> [Recorded data]
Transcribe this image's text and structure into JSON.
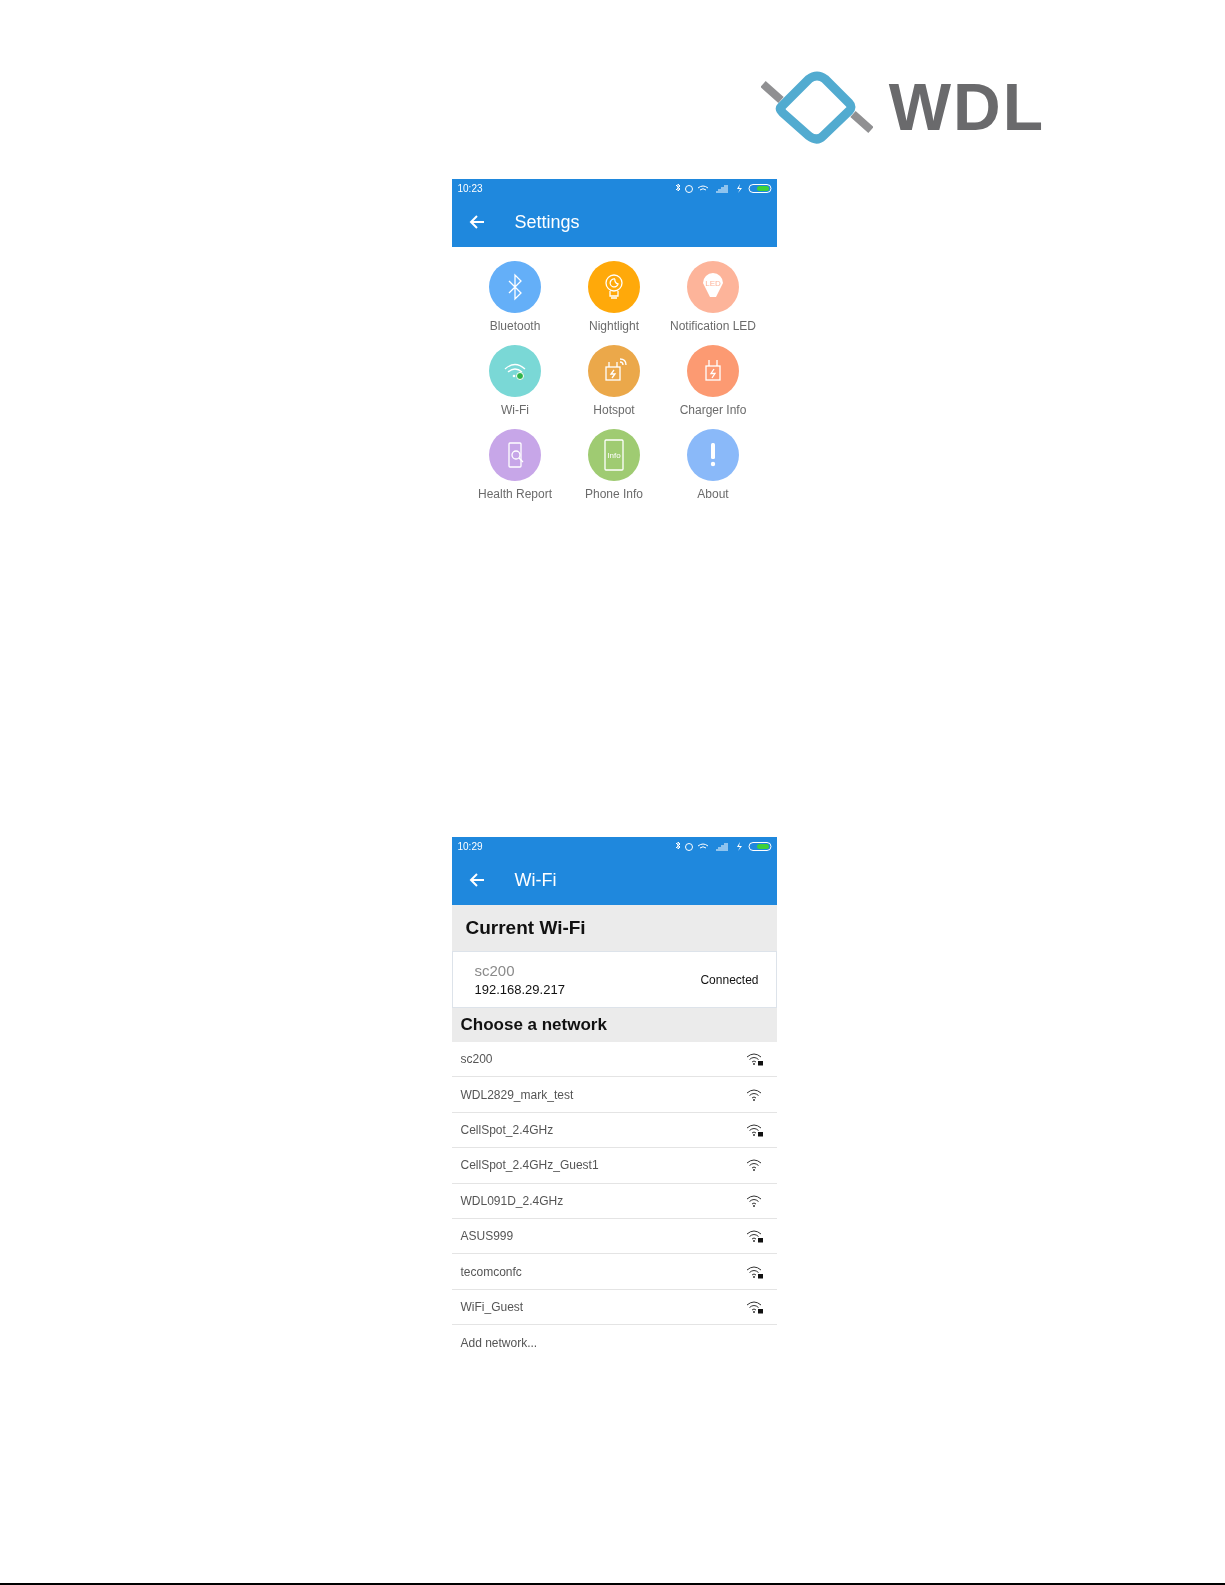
{
  "logo": {
    "text": "WDL"
  },
  "settings_screen": {
    "status_bar": {
      "time": "10:23"
    },
    "title": "Settings",
    "items": [
      {
        "label": "Bluetooth",
        "kind": "bluetooth",
        "color": "#64aff8"
      },
      {
        "label": "Nightlight",
        "kind": "bulb",
        "color": "#ffa90a"
      },
      {
        "label": "Notification LED",
        "kind": "led",
        "icon_text": "LED",
        "color": "#fdb49a"
      },
      {
        "label": "Wi-Fi",
        "kind": "wifi",
        "color": "#7ad8d6"
      },
      {
        "label": "Hotspot",
        "kind": "hotspot",
        "color": "#eba84a"
      },
      {
        "label": "Charger Info",
        "kind": "charger",
        "color": "#fc9a72"
      },
      {
        "label": "Health Report",
        "kind": "health",
        "color": "#c7a6e8"
      },
      {
        "label": "Phone Info",
        "kind": "phone",
        "icon_text": "Info",
        "color": "#9fcb72"
      },
      {
        "label": "About",
        "kind": "about",
        "color": "#8ab9f9"
      }
    ]
  },
  "wifi_screen": {
    "status_bar": {
      "time": "10:29"
    },
    "title": "Wi-Fi",
    "current_heading": "Current Wi-Fi",
    "current": {
      "ssid": "sc200",
      "ip": "192.168.29.217",
      "status": "Connected"
    },
    "choose_heading": "Choose a network",
    "networks": [
      {
        "ssid": "sc200",
        "locked": true
      },
      {
        "ssid": "WDL2829_mark_test",
        "locked": false
      },
      {
        "ssid": "CellSpot_2.4GHz",
        "locked": true
      },
      {
        "ssid": "CellSpot_2.4GHz_Guest1",
        "locked": false
      },
      {
        "ssid": "WDL091D_2.4GHz",
        "locked": false
      },
      {
        "ssid": "ASUS999",
        "locked": true
      },
      {
        "ssid": "tecomconfc",
        "locked": true
      },
      {
        "ssid": "WiFi_Guest",
        "locked": true
      }
    ],
    "add_network": "Add network..."
  }
}
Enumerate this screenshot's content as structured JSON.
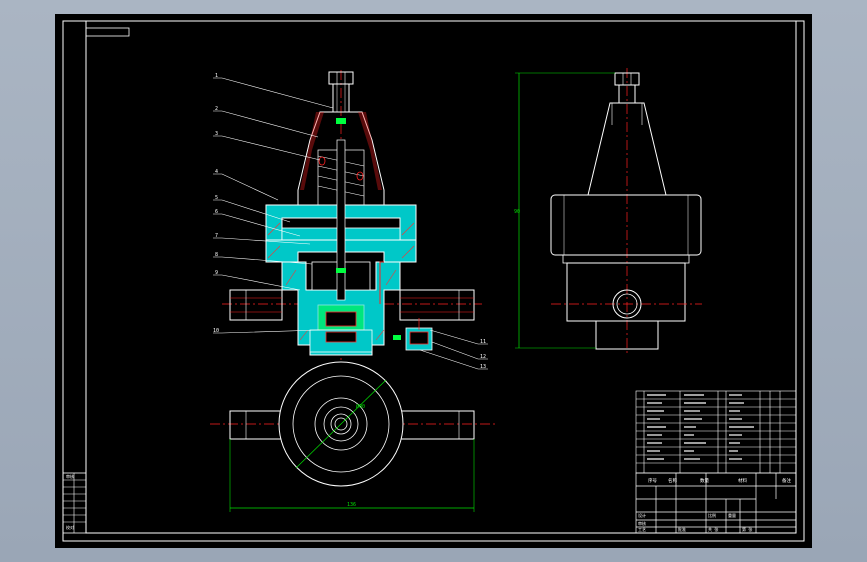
{
  "canvas": {
    "viewport_color": "#a9b4c2",
    "paper_color": "#000000"
  },
  "colors": {
    "outline": "#ffffff",
    "centerline": "#ff2020",
    "dimension": "#00e000",
    "section_fill": "#00c8c8",
    "hatch": "#ff3030",
    "leader": "#ffffff",
    "highlight": "#00ff40"
  },
  "balloons": [
    "1",
    "2",
    "3",
    "4",
    "5",
    "6",
    "7",
    "8",
    "9",
    "10",
    "11",
    "12",
    "13"
  ],
  "dimension_labels": {
    "height": "90",
    "width": "136",
    "diameter": "Ø90"
  },
  "left_strip": [
    "审核",
    "",
    "",
    "",
    "",
    "",
    "",
    "校对"
  ],
  "parts_list": {
    "rows": 10,
    "header": [
      "序号",
      "名称",
      "数量",
      "材料",
      "备注"
    ]
  },
  "title_block": {
    "labels": [
      "设计",
      "审核",
      "工艺",
      "批准",
      "比例",
      "重量",
      "共 张",
      "第 张"
    ]
  }
}
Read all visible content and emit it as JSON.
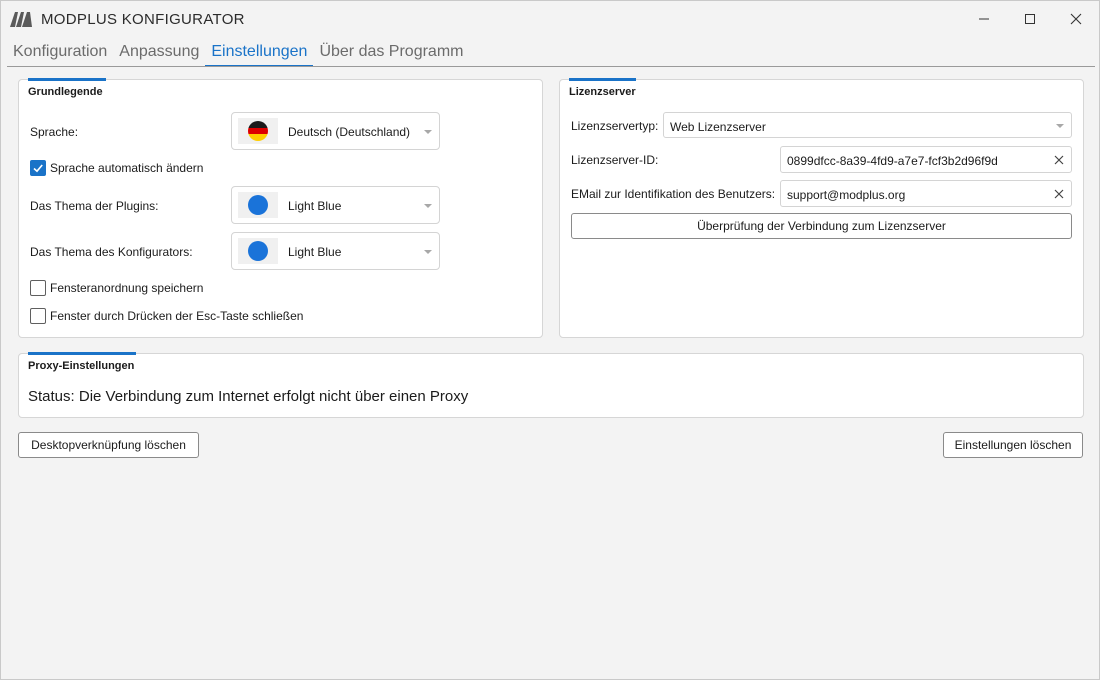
{
  "app": {
    "title": "MODPLUS KONFIGURATOR"
  },
  "tabs": [
    {
      "label": "Konfiguration"
    },
    {
      "label": "Anpassung"
    },
    {
      "label": "Einstellungen",
      "active": true
    },
    {
      "label": "Über das Programm"
    }
  ],
  "general": {
    "title": "Grundlegende",
    "language_label": "Sprache:",
    "language_value": "Deutsch (Deutschland)",
    "auto_language_label": "Sprache automatisch ändern",
    "auto_language_checked": true,
    "plugin_theme_label": "Das Thema der Plugins:",
    "plugin_theme_value": "Light Blue",
    "config_theme_label": "Das Thema des Konfigurators:",
    "config_theme_value": "Light Blue",
    "save_window_label": "Fensteranordnung speichern",
    "save_window_checked": false,
    "esc_close_label": "Fenster durch Drücken der Esc-Taste schließen",
    "esc_close_checked": false
  },
  "license": {
    "title": "Lizenzserver",
    "type_label": "Lizenzservertyp:",
    "type_value": "Web Lizenzserver",
    "id_label": "Lizenzserver-ID:",
    "id_value": "0899dfcc-8a39-4fd9-a7e7-fcf3b2d96f9d",
    "email_label": "EMail zur Identifikation des Benutzers:",
    "email_value": "support@modplus.org",
    "check_button": "Überprüfung der Verbindung zum Lizenzserver"
  },
  "proxy": {
    "title": "Proxy-Einstellungen",
    "status": "Status: Die Verbindung zum Internet erfolgt nicht über einen Proxy"
  },
  "footer": {
    "desktop_shortcut_button": "Desktopverknüpfung löschen",
    "delete_settings_button": "Einstellungen löschen"
  },
  "colors": {
    "accent": "#1a73c8",
    "theme_dot": "#1a73d9"
  },
  "icons": [
    "modplus-logo-icon",
    "minimize-icon",
    "maximize-icon",
    "close-icon",
    "germany-flag-icon",
    "checkmark-icon",
    "clear-icon",
    "chevron-down-icon"
  ]
}
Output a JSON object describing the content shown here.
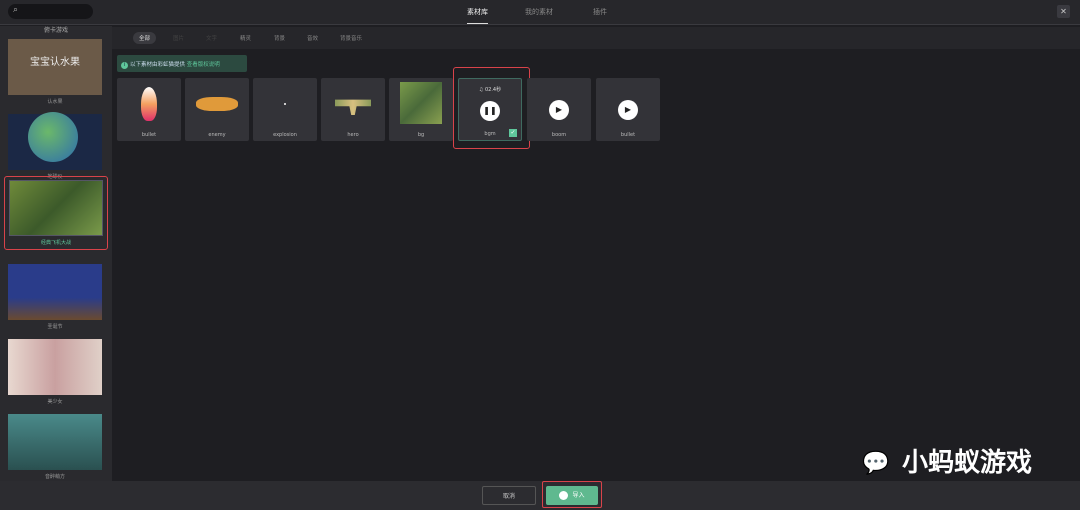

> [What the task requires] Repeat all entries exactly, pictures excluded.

> [Result]
Transcribe this image's text and structure into JSON.
{
  "logo": {
    "text": "WDL"
  },
  "settings_screen": {
    "status_bar": {
      "time": "10:23"
    },
    "title": "Settings",
    "items": [
      {
        "label": "Bluetooth",
        "kind": "bluetooth",
        "color": "#64aff8"
      },
      {
        "label": "Nightlight",
        "kind": "bulb",
        "color": "#ffa90a"
      },
      {
        "label": "Notification LED",
        "kind": "led",
        "icon_text": "LED",
        "color": "#fdb49a"
      },
      {
        "label": "Wi-Fi",
        "kind": "wifi",
        "color": "#7ad8d6"
      },
      {
        "label": "Hotspot",
        "kind": "hotspot",
        "color": "#eba84a"
      },
      {
        "label": "Charger Info",
        "kind": "charger",
        "color": "#fc9a72"
      },
      {
        "label": "Health Report",
        "kind": "health",
        "color": "#c7a6e8"
      },
      {
        "label": "Phone Info",
        "kind": "phone",
        "icon_text": "Info",
        "color": "#9fcb72"
      },
      {
        "label": "About",
        "kind": "about",
        "color": "#8ab9f9"
      }
    ]
  },
  "wifi_screen": {
    "status_bar": {
      "time": "10:29"
    },
    "title": "Wi-Fi",
    "current_heading": "Current Wi-Fi",
    "current": {
      "ssid": "sc200",
      "ip": "192.168.29.217",
      "status": "Connected"
    },
    "choose_heading": "Choose a network",
    "networks": [
      {
        "ssid": "sc200",
        "locked": true
      },
      {
        "ssid": "WDL2829_mark_test",
        "locked": false
      },
      {
        "ssid": "CellSpot_2.4GHz",
        "locked": true
      },
      {
        "ssid": "CellSpot_2.4GHz_Guest1",
        "locked": false
      },
      {
        "ssid": "WDL091D_2.4GHz",
        "locked": false
      },
      {
        "ssid": "ASUS999",
        "locked": true
      },
      {
        "ssid": "tecomconfc",
        "locked": true
      },
      {
        "ssid": "WiFi_Guest",
        "locked": true
      }
    ],
    "add_network": "Add network..."
  }
}
Enumerate this screenshot's content as structured JSON.
{
  "canvas": {
    "viewport_color": "#a9b4c2",
    "paper_color": "#000000"
  },
  "colors": {
    "outline": "#ffffff",
    "centerline": "#ff2020",
    "dimension": "#00e000",
    "section_fill": "#00c8c8",
    "hatch": "#ff3030",
    "leader": "#ffffff",
    "highlight": "#00ff40"
  },
  "balloons": [
    "1",
    "2",
    "3",
    "4",
    "5",
    "6",
    "7",
    "8",
    "9",
    "10",
    "11",
    "12",
    "13"
  ],
  "dimension_labels": {
    "height": "90",
    "width": "136",
    "diameter": "Ø90"
  },
  "left_strip": [
    "审核",
    "",
    "",
    "",
    "",
    "",
    "",
    "校对"
  ],
  "parts_list": {
    "rows": 10,
    "header": [
      "序号",
      "名称",
      "数量",
      "材料",
      "备注"
    ]
  },
  "title_block": {
    "labels": [
      "设计",
      "审核",
      "工艺",
      "批准",
      "比例",
      "重量",
      "共 张",
      "第 张"
    ]
  }
}
Read all visible content and emit it as JSON.
{
  "app": {
    "title": "MODPLUS KONFIGURATOR"
  },
  "tabs": [
    {
      "label": "Konfiguration"
    },
    {
      "label": "Anpassung"
    },
    {
      "label": "Einstellungen",
      "active": true
    },
    {
      "label": "Über das Programm"
    }
  ],
  "general": {
    "title": "Grundlegende",
    "language_label": "Sprache:",
    "language_value": "Deutsch (Deutschland)",
    "auto_language_label": "Sprache automatisch ändern",
    "auto_language_checked": true,
    "plugin_theme_label": "Das Thema der Plugins:",
    "plugin_theme_value": "Light Blue",
    "config_theme_label": "Das Thema des Konfigurators:",
    "config_theme_value": "Light Blue",
    "save_window_label": "Fensteranordnung speichern",
    "save_window_checked": false,
    "esc_close_label": "Fenster durch Drücken der Esc-Taste schließen",
    "esc_close_checked": false
  },
  "license": {
    "title": "Lizenzserver",
    "type_label": "Lizenzservertyp:",
    "type_value": "Web Lizenzserver",
    "id_label": "Lizenzserver-ID:",
    "id_value": "0899dfcc-8a39-4fd9-a7e7-fcf3b2d96f9d",
    "email_label": "EMail zur Identifikation des Benutzers:",
    "email_value": "support@modplus.org",
    "check_button": "Überprüfung der Verbindung zum Lizenzserver"
  },
  "proxy": {
    "title": "Proxy-Einstellungen",
    "status": "Status: Die Verbindung zum Internet erfolgt nicht über einen Proxy"
  },
  "footer": {
    "desktop_shortcut_button": "Desktopverknüpfung löschen",
    "delete_settings_button": "Einstellungen löschen"
  },
  "colors": {
    "accent": "#1a73c8",
    "theme_dot": "#1a73d9"
  },
  "icons": [
    "modplus-logo-icon",
    "minimize-icon",
    "maximize-icon",
    "close-icon",
    "germany-flag-icon",
    "checkmark-icon",
    "clear-icon",
    "chevron-down-icon"
  ]
}
Output a JSON object describing the content shown here.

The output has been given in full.